Pictures aside, return all of the records exactly as they stand.

(EXERCISE DATA)
↓↓↓
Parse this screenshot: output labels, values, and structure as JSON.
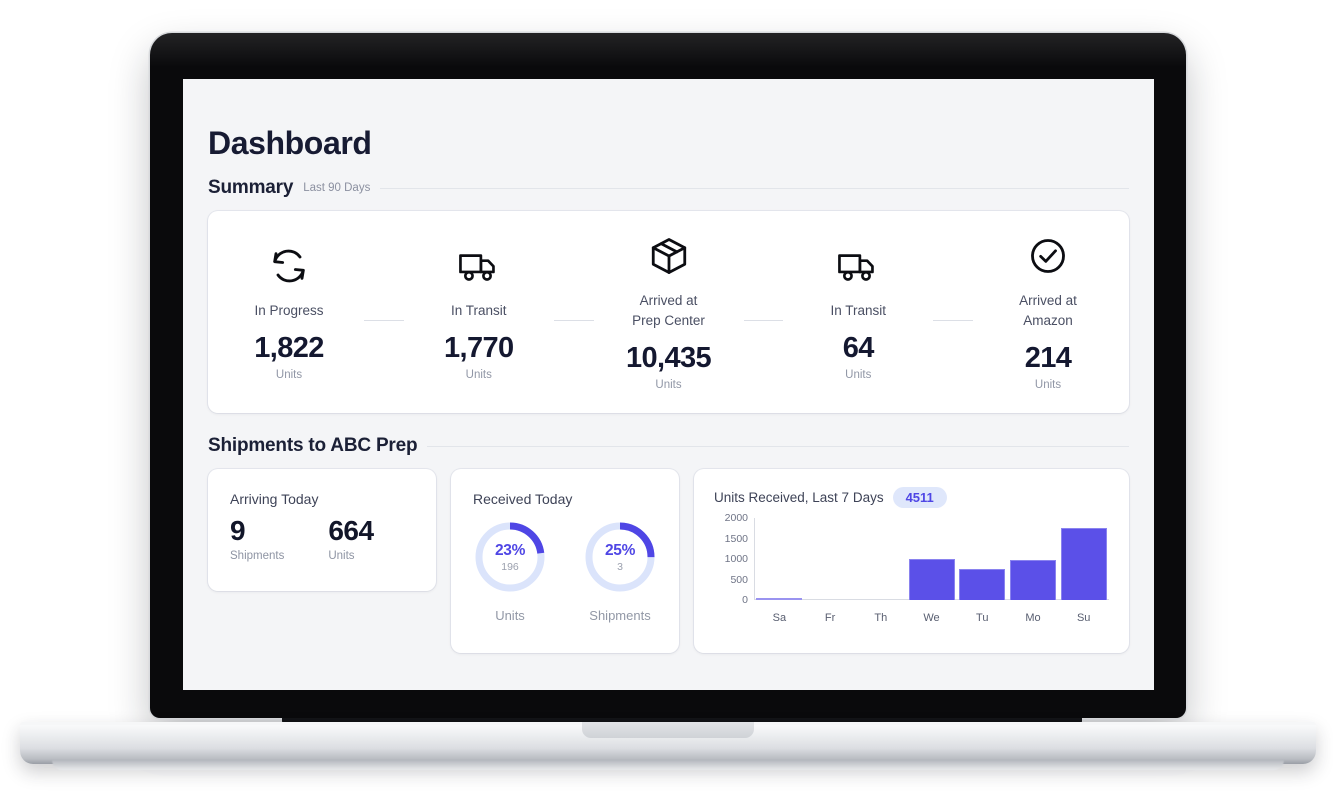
{
  "page": {
    "title": "Dashboard"
  },
  "summary": {
    "heading": "Summary",
    "subheading": "Last 90 Days",
    "items": [
      {
        "icon": "refresh-icon",
        "label": "In Progress",
        "value": "1,822",
        "units": "Units"
      },
      {
        "icon": "truck-icon",
        "label": "In Transit",
        "value": "1,770",
        "units": "Units"
      },
      {
        "icon": "box-icon",
        "label": "Arrived at\nPrep Center",
        "label_line1": "Arrived at",
        "label_line2": "Prep Center",
        "value": "10,435",
        "units": "Units"
      },
      {
        "icon": "truck-icon",
        "label": "In Transit",
        "value": "64",
        "units": "Units"
      },
      {
        "icon": "check-circle-icon",
        "label": "Arrived at\nAmazon",
        "label_line1": "Arrived at",
        "label_line2": "Amazon",
        "value": "214",
        "units": "Units"
      }
    ]
  },
  "shipments": {
    "heading": "Shipments to ABC Prep",
    "arriving_today": {
      "title": "Arriving Today",
      "shipments_value": "9",
      "shipments_caption": "Shipments",
      "units_value": "664",
      "units_caption": "Units"
    },
    "received_today": {
      "title": "Received Today",
      "donuts": [
        {
          "percent_label": "23%",
          "percent": 23,
          "sub": "196",
          "caption": "Units"
        },
        {
          "percent_label": "25%",
          "percent": 25,
          "sub": "3",
          "caption": "Shipments"
        }
      ]
    }
  },
  "colors": {
    "accent": "#4f46e5",
    "bar": "#5b50e8",
    "track": "#dbe4fb",
    "badge_bg": "#dfe7fb",
    "page_bg": "#f4f5f7"
  },
  "chart_data": {
    "type": "bar",
    "title": "Units Received, Last 7 Days",
    "total_badge": "4511",
    "categories": [
      "Sa",
      "Fr",
      "Th",
      "We",
      "Tu",
      "Mo",
      "Su"
    ],
    "values": [
      15,
      0,
      0,
      1000,
      750,
      980,
      1750
    ],
    "xlabel": "",
    "ylabel": "",
    "ylim": [
      0,
      2000
    ],
    "yticks": [
      2000,
      1500,
      1000,
      500,
      0
    ],
    "grid": false,
    "legend": false,
    "series_color": "#5b50e8"
  }
}
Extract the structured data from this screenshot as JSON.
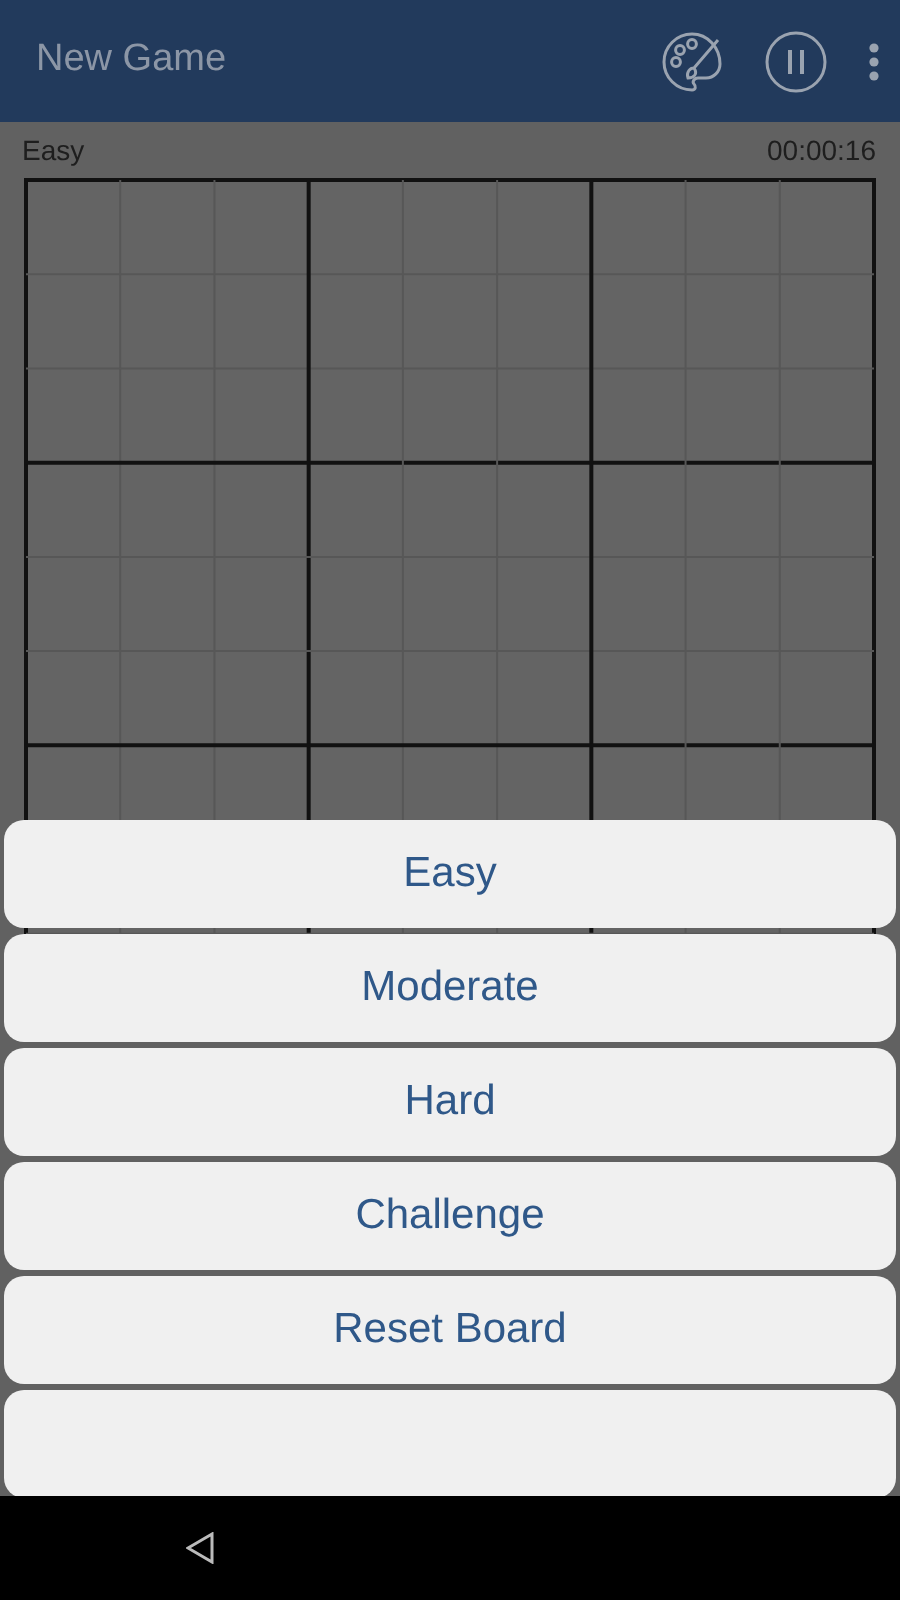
{
  "app_bar": {
    "title": "New Game"
  },
  "status": {
    "difficulty": "Easy",
    "timer": "00:00:16"
  },
  "menu": {
    "options": [
      {
        "label": "Easy"
      },
      {
        "label": "Moderate"
      },
      {
        "label": "Hard"
      },
      {
        "label": "Challenge"
      },
      {
        "label": "Reset Board"
      }
    ]
  }
}
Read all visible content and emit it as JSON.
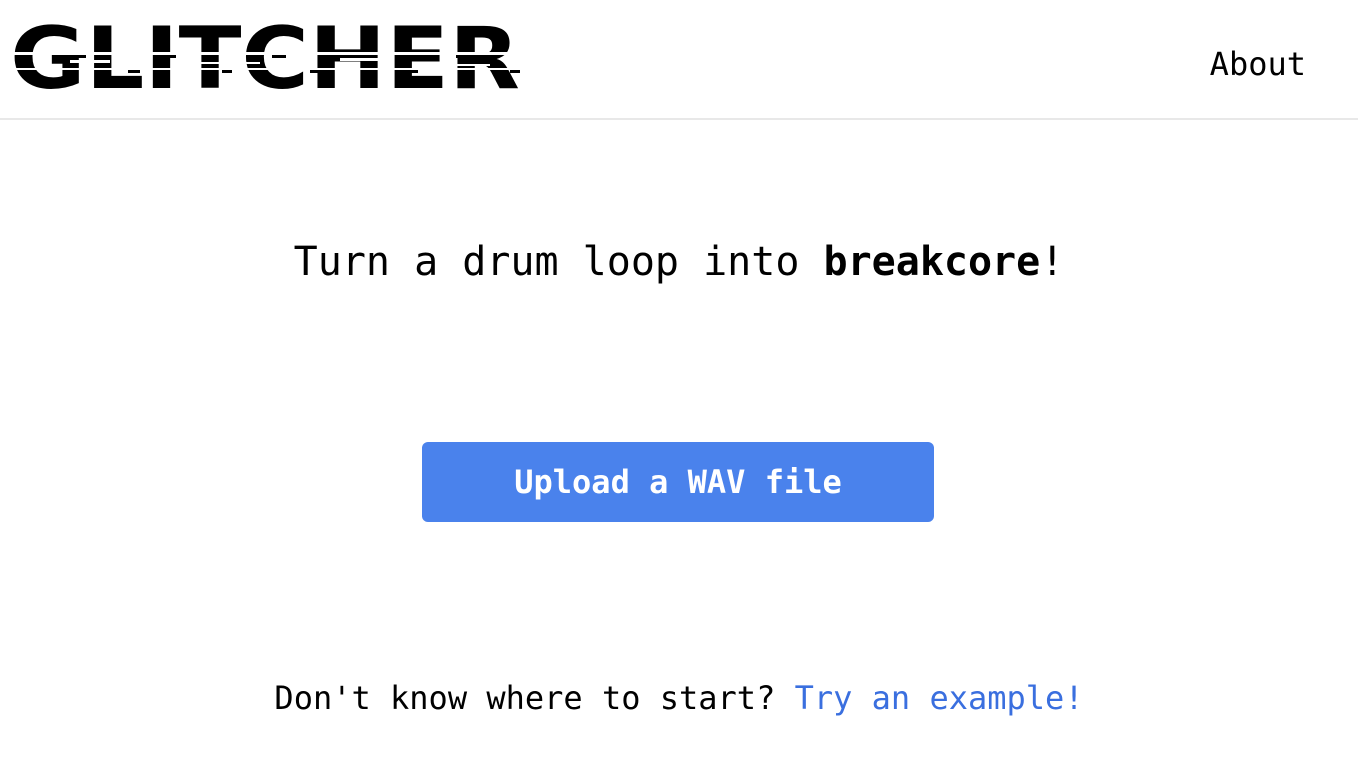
{
  "header": {
    "logo_text": "GLITCHER",
    "nav": {
      "about_label": "About"
    }
  },
  "main": {
    "tagline": {
      "prefix": "Turn a drum loop into ",
      "emphasis": "breakcore",
      "suffix": "!"
    },
    "upload_button_label": "Upload a WAV file",
    "example": {
      "prompt": "Don't know where to start? ",
      "link_label": "Try an example!"
    }
  },
  "colors": {
    "button_bg": "#4a82ec",
    "button_text": "#ffffff",
    "link": "#3a6fdf",
    "text": "#000000",
    "divider": "#e8e8e8"
  }
}
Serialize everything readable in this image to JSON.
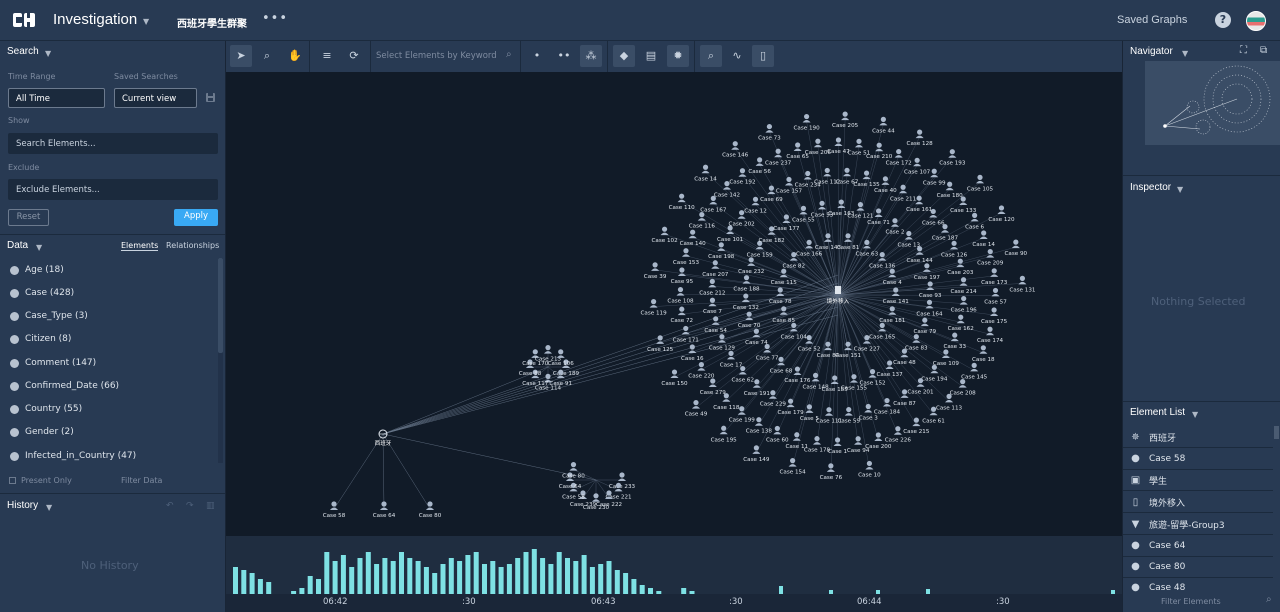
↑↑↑
(SOLUTION TO THIS PROBLEM)
Parse this screenshot: output labels, values, and structure as JSON.
{
  "page": {
    "title": "Dashboard"
  },
  "summary": {
    "heading": "Summary",
    "subheading": "Last 90 Days",
    "items": [
      {
        "icon": "refresh-icon",
        "label": "In Progress",
        "value": "1,822",
        "units": "Units"
      },
      {
        "icon": "truck-icon",
        "label": "In Transit",
        "value": "1,770",
        "units": "Units"
      },
      {
        "icon": "box-icon",
        "label": "Arrived at\nPrep Center",
        "label_line1": "Arrived at",
        "label_line2": "Prep Center",
        "value": "10,435",
        "units": "Units"
      },
      {
        "icon": "truck-icon",
        "label": "In Transit",
        "value": "64",
        "units": "Units"
      },
      {
        "icon": "check-circle-icon",
        "label": "Arrived at\nAmazon",
        "label_line1": "Arrived at",
        "label_line2": "Amazon",
        "value": "214",
        "units": "Units"
      }
    ]
  },
  "shipments": {
    "heading": "Shipments to ABC Prep",
    "arriving_today": {
      "title": "Arriving Today",
      "shipments_value": "9",
      "shipments_caption": "Shipments",
      "units_value": "664",
      "units_caption": "Units"
    },
    "received_today": {
      "title": "Received Today",
      "donuts": [
        {
          "percent_label": "23%",
          "percent": 23,
          "sub": "196",
          "caption": "Units"
        },
        {
          "percent_label": "25%",
          "percent": 25,
          "sub": "3",
          "caption": "Shipments"
        }
      ]
    }
  },
  "colors": {
    "accent": "#4f46e5",
    "bar": "#5b50e8",
    "track": "#dbe4fb",
    "badge_bg": "#dfe7fb",
    "page_bg": "#f4f5f7"
  },
  "chart_data": {
    "type": "bar",
    "title": "Units Received, Last 7 Days",
    "total_badge": "4511",
    "categories": [
      "Sa",
      "Fr",
      "Th",
      "We",
      "Tu",
      "Mo",
      "Su"
    ],
    "values": [
      15,
      0,
      0,
      1000,
      750,
      980,
      1750
    ],
    "xlabel": "",
    "ylabel": "",
    "ylim": [
      0,
      2000
    ],
    "yticks": [
      2000,
      1500,
      1000,
      500,
      0
    ],
    "grid": false,
    "legend": false,
    "series_color": "#5b50e8"
  }
}
Extract the structured data from this screenshot as JSON.
{
  "app_bar": {
    "title": "New Game"
  },
  "status": {
    "difficulty": "Easy",
    "timer": "00:00:16"
  },
  "menu": {
    "options": [
      {
        "label": "Easy"
      },
      {
        "label": "Moderate"
      },
      {
        "label": "Hard"
      },
      {
        "label": "Challenge"
      },
      {
        "label": "Reset Board"
      }
    ]
  }
}
Read all visible content and emit it as JSON.
{
  "header": {
    "logo_text": "GLITCHER",
    "nav": {
      "about_label": "About"
    }
  },
  "main": {
    "tagline": {
      "prefix": "Turn a drum loop into ",
      "emphasis": "breakcore",
      "suffix": "!"
    },
    "upload_button_label": "Upload a WAV file",
    "example": {
      "prompt": "Don't know where to start? ",
      "link_label": "Try an example!"
    }
  },
  "colors": {
    "button_bg": "#4a82ec",
    "button_text": "#ffffff",
    "link": "#3a6fdf",
    "text": "#000000",
    "divider": "#e8e8e8"
  }
}
Serialize everything readable in this image to JSON.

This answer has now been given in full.